Question: What are some of the unique challenges you face in protecting a rural environment?

Rural environments present about the same challenges as more urban environments, just generally fewer of them. Since the virus spreads from person to person, the fewer people an infected person might interact with, the fewer people they are likely to infect.

So, the risk is relatively lower, just based on population numbers. However, rural environments mean that our citizens will often travel farther to get the goods and services, making it more likely that they may spread a virus farther, or pick up a virus and bring it back to their community.


Question: Do you think the new coronavirus will spread to rural Utah; and if so, when?

The coronavirus will certainly spread to rural Utah, and in fact has already done so. There are only four of the 13 local health districts in the state that do not have at least one case of COVID-19 in their district so far.


Question: Can groups of people still gather outdoors, in such activities as golf, tennis, hiking and fishing, it they maintain adequate social distancing?

While we would encourage people to get exercise and enjoy outdoor activities, we would hope that they maintain adequate social distancing, 6 feet, from other persons.


Question: Are restaurants and gyms complying with the governor’s order to remain closed except to drive through or take-out traffic? Have you heard about any violators?

Yes, they are. We live in a great community, and the people are committed to protect the health of it.
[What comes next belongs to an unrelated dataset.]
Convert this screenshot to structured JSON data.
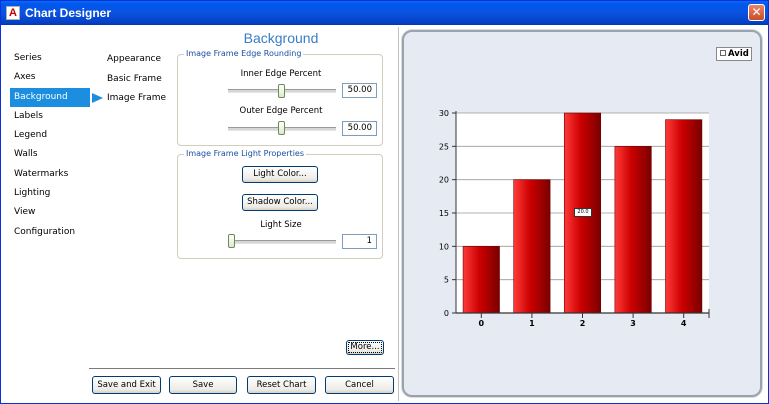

Question: Most banks and credit unions in Central Utah Health Department District have closed their lobbies and are serving people at drive-through windows only. But the Sanpete County Courthouse is still open, many other office-type businesses are open, and virtually all retail business have cashiers who are serving dozens to hundreds of people every shift. What suggestions do you have for businesses to minimize risk?

The CDC has issued guidelines for businesses. Employers should reduce transmission among employees by actively encouraging sick employees to stay home and educating employees about reducing the spread. Employers should also maintain healthy business operations with a flexible sick-leave policy and maintain a healthy work environment with appropriate cleaning and ventilation systems.

Question: With kids out of school, is it OK for them to get together in small groups (fewer than 10) at friends’ houses to do school work, and is it OK for kids to sleep over with friends?

Working together on assignments may be OK, but sleepovers, no.


Question: If we do get a COVID-19 outbreak, including hospitalizations, is the county ready? Do we have available hospital beds, masks, gloves, protective gear and ventilators?

Yes, there has been a lot of effort put forth to prepare our district as long as we can follow the recommendations set by the governor and slow the spread of the disease.


Question: If intensive care beds filled up on the Wasatch Front, would our hospitals be able to offer intensive care locally? Could we convert regular rooms to intensive care rooms? Do we have doctors and nurses who could offer that level of care?

That has not been addressed at this point.


Question: If someone sees a situation that concerns them, such as a crowd of people at a restaurant that isn’t complying, what should they do?

First of all, please do not join them, compounding the problem. Secondly, the governor has clarified the order regarding mass gatherings and the enforcement of that order. He has asked Utah residents to use common sense but said Utah is not setting up a “police state” to arrest people if they do gather in larger groups. If a food establishment is not in compliance, contact the health department and we will investigate.


 Question: Anything else you want to add?.

We would recommend that everyone follow Central Utah Public Health on Facebook and Twitter, as well as our website at centralutahpublichealth.org We also recommend that everyone follows the states coronavirus.utah.gov site for the most up to date information.